_Task goal_.
Search the material for the string "JSON" and copy each line where it occurs.

### Data supplied ###

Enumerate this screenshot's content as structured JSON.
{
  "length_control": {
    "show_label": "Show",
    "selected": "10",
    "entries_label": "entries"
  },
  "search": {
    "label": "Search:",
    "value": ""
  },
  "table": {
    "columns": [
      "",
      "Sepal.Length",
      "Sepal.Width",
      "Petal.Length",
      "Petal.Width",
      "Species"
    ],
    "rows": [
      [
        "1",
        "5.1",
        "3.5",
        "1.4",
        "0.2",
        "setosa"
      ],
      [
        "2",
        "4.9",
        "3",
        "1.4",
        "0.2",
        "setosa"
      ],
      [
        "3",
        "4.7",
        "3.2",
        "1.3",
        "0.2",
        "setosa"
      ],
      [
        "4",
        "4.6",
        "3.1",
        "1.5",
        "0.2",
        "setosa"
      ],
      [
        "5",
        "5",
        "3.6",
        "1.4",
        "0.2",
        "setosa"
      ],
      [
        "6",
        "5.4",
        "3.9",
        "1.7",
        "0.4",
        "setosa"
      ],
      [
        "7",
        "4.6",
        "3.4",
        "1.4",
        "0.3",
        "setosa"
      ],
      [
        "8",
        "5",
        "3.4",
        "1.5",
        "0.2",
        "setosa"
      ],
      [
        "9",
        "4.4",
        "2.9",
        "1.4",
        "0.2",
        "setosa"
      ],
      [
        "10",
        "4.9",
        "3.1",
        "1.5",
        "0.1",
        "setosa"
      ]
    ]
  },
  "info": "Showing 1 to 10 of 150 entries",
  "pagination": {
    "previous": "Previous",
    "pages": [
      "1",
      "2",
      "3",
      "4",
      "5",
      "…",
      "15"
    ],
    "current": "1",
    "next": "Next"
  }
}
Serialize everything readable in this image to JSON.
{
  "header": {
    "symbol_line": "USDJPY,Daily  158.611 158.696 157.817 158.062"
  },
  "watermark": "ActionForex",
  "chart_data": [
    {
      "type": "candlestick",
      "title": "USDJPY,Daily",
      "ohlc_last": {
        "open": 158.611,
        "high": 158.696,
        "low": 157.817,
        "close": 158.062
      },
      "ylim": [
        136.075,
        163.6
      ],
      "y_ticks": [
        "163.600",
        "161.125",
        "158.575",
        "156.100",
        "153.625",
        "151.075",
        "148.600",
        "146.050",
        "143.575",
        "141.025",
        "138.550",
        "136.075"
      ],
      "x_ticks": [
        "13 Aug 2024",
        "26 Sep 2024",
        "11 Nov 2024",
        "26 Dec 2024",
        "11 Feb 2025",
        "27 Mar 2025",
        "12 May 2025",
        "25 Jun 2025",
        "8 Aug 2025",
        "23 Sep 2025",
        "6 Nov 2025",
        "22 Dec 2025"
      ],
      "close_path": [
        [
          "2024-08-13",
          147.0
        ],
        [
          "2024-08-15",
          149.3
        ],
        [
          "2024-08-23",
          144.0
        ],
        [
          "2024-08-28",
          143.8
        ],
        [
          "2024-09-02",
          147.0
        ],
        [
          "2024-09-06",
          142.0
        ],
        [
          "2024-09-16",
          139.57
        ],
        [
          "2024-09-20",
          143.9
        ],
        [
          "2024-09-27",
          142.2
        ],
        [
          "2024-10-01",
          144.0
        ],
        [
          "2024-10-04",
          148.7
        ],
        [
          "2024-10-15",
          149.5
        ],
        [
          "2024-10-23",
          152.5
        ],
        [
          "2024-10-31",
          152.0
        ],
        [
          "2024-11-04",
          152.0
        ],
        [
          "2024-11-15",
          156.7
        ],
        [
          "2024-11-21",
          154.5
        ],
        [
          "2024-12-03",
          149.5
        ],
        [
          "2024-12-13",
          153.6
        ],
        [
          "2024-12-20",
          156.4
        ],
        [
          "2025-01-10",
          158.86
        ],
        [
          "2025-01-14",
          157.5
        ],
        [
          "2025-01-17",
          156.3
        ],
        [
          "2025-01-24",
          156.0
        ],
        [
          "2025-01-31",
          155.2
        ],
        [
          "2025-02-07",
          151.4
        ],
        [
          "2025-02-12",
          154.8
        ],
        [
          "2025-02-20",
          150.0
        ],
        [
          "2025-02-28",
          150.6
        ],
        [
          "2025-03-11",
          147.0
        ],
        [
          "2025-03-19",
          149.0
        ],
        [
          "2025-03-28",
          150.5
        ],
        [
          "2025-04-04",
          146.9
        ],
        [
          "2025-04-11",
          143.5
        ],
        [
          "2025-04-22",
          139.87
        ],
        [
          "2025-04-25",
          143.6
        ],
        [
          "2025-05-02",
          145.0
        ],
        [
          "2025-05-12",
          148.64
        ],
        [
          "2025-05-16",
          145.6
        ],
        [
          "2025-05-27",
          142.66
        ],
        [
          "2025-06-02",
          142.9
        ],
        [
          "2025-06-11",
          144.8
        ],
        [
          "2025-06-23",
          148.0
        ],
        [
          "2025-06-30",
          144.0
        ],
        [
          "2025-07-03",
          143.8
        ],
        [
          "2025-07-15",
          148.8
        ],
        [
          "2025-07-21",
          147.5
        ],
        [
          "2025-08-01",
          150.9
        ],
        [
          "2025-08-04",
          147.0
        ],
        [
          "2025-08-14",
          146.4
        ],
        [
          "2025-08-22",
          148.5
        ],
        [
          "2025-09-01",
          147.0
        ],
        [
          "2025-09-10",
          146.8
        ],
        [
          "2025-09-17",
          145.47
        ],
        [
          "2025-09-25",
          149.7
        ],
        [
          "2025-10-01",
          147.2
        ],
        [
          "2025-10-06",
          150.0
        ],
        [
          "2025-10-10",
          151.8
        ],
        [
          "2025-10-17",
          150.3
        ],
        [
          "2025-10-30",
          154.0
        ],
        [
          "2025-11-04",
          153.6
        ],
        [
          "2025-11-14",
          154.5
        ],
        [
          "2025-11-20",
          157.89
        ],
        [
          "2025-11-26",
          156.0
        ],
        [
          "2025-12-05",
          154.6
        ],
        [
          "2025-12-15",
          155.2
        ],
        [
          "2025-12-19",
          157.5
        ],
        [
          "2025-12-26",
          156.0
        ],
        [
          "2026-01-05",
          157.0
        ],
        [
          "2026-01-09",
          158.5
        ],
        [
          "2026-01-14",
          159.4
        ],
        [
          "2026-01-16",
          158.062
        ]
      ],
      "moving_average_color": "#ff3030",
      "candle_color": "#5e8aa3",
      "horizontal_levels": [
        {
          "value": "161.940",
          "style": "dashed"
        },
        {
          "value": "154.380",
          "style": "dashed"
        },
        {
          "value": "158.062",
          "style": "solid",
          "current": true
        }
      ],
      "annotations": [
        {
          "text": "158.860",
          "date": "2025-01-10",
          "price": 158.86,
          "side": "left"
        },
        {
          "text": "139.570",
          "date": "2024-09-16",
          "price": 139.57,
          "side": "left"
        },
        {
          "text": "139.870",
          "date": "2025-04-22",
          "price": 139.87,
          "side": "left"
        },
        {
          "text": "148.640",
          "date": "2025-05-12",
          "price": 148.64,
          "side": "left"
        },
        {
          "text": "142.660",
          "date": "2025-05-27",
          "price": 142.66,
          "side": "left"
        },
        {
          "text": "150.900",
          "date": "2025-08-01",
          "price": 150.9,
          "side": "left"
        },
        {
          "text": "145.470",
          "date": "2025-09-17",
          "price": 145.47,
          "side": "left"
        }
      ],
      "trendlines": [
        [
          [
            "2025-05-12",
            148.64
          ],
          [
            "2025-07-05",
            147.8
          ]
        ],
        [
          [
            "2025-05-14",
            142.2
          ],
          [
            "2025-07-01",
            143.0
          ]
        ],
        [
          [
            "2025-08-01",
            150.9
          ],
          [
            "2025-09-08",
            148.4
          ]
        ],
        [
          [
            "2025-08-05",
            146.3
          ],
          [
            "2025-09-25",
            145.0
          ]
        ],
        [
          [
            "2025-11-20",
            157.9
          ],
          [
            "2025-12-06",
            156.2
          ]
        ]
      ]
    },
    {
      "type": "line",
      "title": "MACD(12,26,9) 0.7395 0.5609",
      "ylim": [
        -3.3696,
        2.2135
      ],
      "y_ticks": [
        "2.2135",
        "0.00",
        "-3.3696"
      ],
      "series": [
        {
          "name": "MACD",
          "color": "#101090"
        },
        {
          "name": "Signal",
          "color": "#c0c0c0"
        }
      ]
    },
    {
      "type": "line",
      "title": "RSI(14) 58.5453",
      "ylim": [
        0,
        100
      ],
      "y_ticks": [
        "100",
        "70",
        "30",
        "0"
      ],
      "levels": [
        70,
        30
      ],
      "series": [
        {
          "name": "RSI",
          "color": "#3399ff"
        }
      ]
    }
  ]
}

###

_The answer_.
Enumerate this screenshot's content as structured JSON.
Serialize everything readable in this image to JSON.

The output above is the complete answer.